Task goal: Retype every entry in its entirety, without alteration.

:: Records to use

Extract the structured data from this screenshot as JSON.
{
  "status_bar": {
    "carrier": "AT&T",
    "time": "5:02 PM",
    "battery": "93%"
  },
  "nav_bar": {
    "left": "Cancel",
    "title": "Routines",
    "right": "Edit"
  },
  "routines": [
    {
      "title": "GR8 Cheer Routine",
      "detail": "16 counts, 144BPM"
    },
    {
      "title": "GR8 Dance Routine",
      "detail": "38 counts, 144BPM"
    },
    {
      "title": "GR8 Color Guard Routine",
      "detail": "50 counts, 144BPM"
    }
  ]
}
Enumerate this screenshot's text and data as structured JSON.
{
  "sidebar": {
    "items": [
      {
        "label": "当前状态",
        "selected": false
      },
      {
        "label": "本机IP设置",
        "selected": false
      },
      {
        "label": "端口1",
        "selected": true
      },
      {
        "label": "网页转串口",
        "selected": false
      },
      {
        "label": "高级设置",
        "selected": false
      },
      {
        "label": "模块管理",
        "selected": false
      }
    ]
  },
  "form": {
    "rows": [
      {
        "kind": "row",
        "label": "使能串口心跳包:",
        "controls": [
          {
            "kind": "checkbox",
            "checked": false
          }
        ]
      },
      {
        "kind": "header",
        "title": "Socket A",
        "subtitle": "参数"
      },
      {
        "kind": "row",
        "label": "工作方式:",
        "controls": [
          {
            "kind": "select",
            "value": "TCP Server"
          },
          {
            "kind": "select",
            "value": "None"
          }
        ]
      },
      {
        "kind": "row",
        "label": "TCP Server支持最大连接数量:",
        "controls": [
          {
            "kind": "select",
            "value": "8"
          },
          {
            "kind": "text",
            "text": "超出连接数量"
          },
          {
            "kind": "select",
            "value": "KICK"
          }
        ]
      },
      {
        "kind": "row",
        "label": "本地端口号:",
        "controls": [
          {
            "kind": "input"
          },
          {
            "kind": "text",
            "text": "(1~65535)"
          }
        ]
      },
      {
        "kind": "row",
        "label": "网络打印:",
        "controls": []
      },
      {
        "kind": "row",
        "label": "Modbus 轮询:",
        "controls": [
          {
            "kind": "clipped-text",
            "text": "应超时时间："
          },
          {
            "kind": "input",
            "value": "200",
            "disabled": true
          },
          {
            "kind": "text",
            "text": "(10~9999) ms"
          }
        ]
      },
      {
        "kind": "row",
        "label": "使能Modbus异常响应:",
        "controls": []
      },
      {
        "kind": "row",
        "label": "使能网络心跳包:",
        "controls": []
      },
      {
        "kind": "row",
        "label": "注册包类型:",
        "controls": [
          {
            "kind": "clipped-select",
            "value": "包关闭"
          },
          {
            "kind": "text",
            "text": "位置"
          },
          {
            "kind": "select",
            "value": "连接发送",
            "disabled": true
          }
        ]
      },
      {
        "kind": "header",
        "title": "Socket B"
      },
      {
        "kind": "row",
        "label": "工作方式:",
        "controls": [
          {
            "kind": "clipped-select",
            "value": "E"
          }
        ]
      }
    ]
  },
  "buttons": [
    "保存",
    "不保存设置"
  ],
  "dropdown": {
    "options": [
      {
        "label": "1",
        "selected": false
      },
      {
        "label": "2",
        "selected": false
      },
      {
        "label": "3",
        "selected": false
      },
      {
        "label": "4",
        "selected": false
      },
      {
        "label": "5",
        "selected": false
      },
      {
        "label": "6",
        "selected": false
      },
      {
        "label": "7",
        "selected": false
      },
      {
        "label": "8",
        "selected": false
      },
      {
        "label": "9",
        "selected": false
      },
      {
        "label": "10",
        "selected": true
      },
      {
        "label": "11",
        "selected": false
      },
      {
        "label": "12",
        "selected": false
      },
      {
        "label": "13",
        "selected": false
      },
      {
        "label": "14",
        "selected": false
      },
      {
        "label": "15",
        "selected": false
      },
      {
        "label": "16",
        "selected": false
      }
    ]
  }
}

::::

Response to the exercise:
Extract the structured data from this screenshot as JSON.
{
  "status_bar": {
    "carrier": "AT&T",
    "time": "5:02 PM",
    "battery": "93%"
  },
  "nav_bar": {
    "left": "Cancel",
    "title": "Routines",
    "right": "Edit"
  },
  "routines": [
    {
      "title": "GR8 Cheer Routine",
      "detail": "16 counts, 144BPM"
    },
    {
      "title": "GR8 Dance Routine",
      "detail": "38 counts, 144BPM"
    },
    {
      "title": "GR8 Color Guard Routine",
      "detail": "50 counts, 144BPM"
    }
  ]
}
Enumerate this screenshot's text and data as structured JSON.
{
  "sidebar": {
    "items": [
      {
        "label": "当前状态",
        "selected": false
      },
      {
        "label": "本机IP设置",
        "selected": false
      },
      {
        "label": "端口1",
        "selected": true
      },
      {
        "label": "网页转串口",
        "selected": false
      },
      {
        "label": "高级设置",
        "selected": false
      },
      {
        "label": "模块管理",
        "selected": false
      }
    ]
  },
  "form": {
    "rows": [
      {
        "kind": "row",
        "label": "使能串口心跳包:",
        "controls": [
          {
            "kind": "checkbox",
            "checked": false
          }
        ]
      },
      {
        "kind": "header",
        "title": "Socket A",
        "subtitle": "参数"
      },
      {
        "kind": "row",
        "label": "工作方式:",
        "controls": [
          {
            "kind": "select",
            "value": "TCP Server"
          },
          {
            "kind": "select",
            "value": "None"
          }
        ]
      },
      {
        "kind": "row",
        "label": "TCP Server支持最大连接数量:",
        "controls": [
          {
            "kind": "select",
            "value": "8"
          },
          {
            "kind": "text",
            "text": "超出连接数量"
          },
          {
            "kind": "select",
            "value": "KICK"
          }
        ]
      },
      {
        "kind": "row",
        "label": "本地端口号:",
        "controls": [
          {
            "kind": "input"
          },
          {
            "kind": "text",
            "text": "(1~65535)"
          }
        ]
      },
      {
        "kind": "row",
        "label": "网络打印:",
        "controls": []
      },
      {
        "kind": "row",
        "label": "Modbus 轮询:",
        "controls": [
          {
            "kind": "clipped-text",
            "text": "应超时时间："
          },
          {
            "kind": "input",
            "value": "200",
            "disabled": true
          },
          {
            "kind": "text",
            "text": "(10~9999) ms"
          }
        ]
      },
      {
        "kind": "row",
        "label": "使能Modbus异常响应:",
        "controls": []
      },
      {
        "kind": "row",
        "label": "使能网络心跳包:",
        "controls": []
      },
      {
        "kind": "row",
        "label": "注册包类型:",
        "controls": [
          {
            "kind": "clipped-select",
            "value": "包关闭"
          },
          {
            "kind": "text",
            "text": "位置"
          },
          {
            "kind": "select",
            "value": "连接发送",
            "disabled": true
          }
        ]
      },
      {
        "kind": "header",
        "title": "Socket B"
      },
      {
        "kind": "row",
        "label": "工作方式:",
        "controls": [
          {
            "kind": "clipped-select",
            "value": "E"
          }
        ]
      }
    ]
  },
  "buttons": [
    "保存",
    "不保存设置"
  ],
  "dropdown": {
    "options": [
      {
        "label": "1",
        "selected": false
      },
      {
        "label": "2",
        "selected": false
      },
      {
        "label": "3",
        "selected": false
      },
      {
        "label": "4",
        "selected": false
      },
      {
        "label": "5",
        "selected": false
      },
      {
        "label": "6",
        "selected": false
      },
      {
        "label": "7",
        "selected": false
      },
      {
        "label": "8",
        "selected": false
      },
      {
        "label": "9",
        "selected": false
      },
      {
        "label": "10",
        "selected": true
      },
      {
        "label": "11",
        "selected": false
      },
      {
        "label": "12",
        "selected": false
      },
      {
        "label": "13",
        "selected": false
      },
      {
        "label": "14",
        "selected": false
      },
      {
        "label": "15",
        "selected": false
      },
      {
        "label": "16",
        "selected": false
      }
    ]
  }
}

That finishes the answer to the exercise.